**Task objective**
Copy out all lines in the material below that contain the string "category".

##### The input

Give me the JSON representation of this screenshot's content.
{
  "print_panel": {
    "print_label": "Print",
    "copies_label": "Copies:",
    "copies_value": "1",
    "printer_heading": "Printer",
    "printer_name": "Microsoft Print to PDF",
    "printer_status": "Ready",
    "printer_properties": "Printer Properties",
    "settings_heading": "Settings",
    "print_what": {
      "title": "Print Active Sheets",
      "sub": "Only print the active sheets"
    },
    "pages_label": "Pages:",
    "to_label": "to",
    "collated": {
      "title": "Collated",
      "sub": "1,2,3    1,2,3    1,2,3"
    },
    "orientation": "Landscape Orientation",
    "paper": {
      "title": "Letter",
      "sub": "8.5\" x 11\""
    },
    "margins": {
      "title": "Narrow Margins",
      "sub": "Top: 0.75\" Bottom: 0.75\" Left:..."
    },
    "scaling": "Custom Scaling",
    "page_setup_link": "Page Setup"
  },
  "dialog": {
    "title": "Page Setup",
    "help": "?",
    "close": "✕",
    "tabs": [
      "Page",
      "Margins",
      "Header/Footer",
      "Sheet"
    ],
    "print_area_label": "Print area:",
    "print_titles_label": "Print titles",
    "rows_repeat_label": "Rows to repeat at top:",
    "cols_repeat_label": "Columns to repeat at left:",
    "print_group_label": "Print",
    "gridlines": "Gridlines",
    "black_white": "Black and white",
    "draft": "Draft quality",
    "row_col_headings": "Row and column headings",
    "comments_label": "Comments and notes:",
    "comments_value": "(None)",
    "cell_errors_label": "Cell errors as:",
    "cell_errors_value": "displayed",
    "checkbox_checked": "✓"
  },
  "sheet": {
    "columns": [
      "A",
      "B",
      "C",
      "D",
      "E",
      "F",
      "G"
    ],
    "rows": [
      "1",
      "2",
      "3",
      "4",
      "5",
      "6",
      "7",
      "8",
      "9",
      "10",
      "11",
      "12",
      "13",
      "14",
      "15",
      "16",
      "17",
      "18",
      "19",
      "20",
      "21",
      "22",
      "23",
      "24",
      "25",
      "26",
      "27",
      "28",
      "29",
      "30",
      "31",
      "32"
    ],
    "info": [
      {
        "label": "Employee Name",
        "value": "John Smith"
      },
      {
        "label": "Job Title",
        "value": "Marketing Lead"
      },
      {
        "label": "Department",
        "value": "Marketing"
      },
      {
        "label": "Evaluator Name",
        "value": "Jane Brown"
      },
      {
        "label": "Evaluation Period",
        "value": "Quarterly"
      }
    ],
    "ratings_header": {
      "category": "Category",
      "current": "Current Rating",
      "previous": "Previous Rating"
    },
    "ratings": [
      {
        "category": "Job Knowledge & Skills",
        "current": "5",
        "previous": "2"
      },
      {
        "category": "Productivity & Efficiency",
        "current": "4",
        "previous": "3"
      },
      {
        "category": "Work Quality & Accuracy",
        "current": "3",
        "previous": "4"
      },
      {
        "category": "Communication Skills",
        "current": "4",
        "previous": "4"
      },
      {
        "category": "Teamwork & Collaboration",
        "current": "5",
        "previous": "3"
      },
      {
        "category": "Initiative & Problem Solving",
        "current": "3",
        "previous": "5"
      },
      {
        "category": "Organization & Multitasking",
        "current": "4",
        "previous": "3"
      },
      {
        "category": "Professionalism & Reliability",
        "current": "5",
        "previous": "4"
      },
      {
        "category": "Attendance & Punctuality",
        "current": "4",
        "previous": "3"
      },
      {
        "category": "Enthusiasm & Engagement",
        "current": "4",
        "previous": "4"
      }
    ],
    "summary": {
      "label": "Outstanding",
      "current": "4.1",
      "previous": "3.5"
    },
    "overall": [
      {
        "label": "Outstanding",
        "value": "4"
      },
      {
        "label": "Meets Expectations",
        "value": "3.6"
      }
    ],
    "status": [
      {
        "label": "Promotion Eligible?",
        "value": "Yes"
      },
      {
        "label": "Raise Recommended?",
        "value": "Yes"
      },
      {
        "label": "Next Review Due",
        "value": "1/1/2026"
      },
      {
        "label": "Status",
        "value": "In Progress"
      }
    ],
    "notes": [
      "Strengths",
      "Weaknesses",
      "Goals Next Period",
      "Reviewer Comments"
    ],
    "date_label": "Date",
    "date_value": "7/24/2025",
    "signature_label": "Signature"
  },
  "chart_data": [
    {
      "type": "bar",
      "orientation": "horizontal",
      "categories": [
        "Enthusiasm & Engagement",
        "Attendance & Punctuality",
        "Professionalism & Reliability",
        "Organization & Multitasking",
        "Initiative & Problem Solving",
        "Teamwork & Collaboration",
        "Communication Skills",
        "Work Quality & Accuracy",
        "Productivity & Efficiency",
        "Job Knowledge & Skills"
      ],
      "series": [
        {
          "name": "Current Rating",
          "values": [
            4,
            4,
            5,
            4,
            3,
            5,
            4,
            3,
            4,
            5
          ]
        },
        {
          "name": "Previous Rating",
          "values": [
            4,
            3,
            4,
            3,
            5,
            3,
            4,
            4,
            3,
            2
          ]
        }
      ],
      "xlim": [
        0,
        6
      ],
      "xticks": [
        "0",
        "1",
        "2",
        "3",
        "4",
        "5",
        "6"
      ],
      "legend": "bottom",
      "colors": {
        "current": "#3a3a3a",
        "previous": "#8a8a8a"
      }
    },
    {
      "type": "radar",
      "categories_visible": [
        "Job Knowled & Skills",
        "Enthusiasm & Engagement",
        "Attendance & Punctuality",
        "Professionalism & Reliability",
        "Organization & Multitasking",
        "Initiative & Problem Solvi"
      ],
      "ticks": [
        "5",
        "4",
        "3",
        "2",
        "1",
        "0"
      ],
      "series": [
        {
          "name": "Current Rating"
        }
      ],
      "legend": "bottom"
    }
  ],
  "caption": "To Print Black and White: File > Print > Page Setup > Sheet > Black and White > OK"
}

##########

**Your response**
      "category": "Category",
        "category": "Job Knowledge & Skills",
        "category": "Productivity & Efficiency",
        "category": "Work Quality & Accuracy",
        "category": "Communication Skills",
        "category": "Teamwork & Collaboration",
        "category": "Initiative & Problem Solving",
        "category": "Organization & Multitasking",
        "category": "Professionalism & Reliability",
        "category": "Attendance & Punctuality",
        "category": "Enthusiasm & Engagement",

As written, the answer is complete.